(Element data from apps and pages)
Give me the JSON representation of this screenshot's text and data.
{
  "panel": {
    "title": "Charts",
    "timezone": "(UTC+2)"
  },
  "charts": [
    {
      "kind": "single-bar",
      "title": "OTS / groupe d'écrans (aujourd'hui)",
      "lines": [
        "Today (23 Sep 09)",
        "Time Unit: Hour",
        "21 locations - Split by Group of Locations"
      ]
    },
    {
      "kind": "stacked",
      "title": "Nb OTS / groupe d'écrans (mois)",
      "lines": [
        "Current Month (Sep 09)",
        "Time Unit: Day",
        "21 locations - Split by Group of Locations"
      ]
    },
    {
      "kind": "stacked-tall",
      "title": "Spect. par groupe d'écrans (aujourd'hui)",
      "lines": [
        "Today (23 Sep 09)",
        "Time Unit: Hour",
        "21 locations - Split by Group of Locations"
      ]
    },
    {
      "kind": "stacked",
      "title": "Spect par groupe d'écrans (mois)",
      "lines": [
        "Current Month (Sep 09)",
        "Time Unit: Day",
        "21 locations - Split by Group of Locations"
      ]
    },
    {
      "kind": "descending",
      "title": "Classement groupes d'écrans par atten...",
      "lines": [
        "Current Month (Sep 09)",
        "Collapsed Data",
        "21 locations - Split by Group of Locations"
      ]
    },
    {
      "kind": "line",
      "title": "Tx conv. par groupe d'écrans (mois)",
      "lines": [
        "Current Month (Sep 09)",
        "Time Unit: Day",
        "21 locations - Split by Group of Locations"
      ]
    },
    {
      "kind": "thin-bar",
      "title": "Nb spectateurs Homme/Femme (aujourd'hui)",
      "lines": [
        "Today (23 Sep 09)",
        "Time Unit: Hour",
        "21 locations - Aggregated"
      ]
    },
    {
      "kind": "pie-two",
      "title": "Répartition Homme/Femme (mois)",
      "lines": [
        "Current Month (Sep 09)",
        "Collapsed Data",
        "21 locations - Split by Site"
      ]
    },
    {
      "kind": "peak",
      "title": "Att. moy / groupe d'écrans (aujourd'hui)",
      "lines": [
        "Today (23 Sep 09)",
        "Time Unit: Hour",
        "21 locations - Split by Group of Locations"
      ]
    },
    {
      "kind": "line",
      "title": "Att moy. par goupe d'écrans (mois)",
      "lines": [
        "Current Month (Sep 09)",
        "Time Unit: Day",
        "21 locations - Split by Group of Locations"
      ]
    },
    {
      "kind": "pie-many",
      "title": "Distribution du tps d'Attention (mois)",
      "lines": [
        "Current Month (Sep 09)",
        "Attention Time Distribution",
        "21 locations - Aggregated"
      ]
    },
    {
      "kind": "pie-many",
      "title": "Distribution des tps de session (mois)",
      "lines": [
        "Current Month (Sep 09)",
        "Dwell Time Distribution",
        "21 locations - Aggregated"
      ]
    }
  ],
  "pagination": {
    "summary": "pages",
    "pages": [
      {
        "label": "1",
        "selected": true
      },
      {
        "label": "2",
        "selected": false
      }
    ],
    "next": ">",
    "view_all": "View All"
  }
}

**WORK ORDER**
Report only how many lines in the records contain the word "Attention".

**RESULT FOR THIS EXERCISE**
2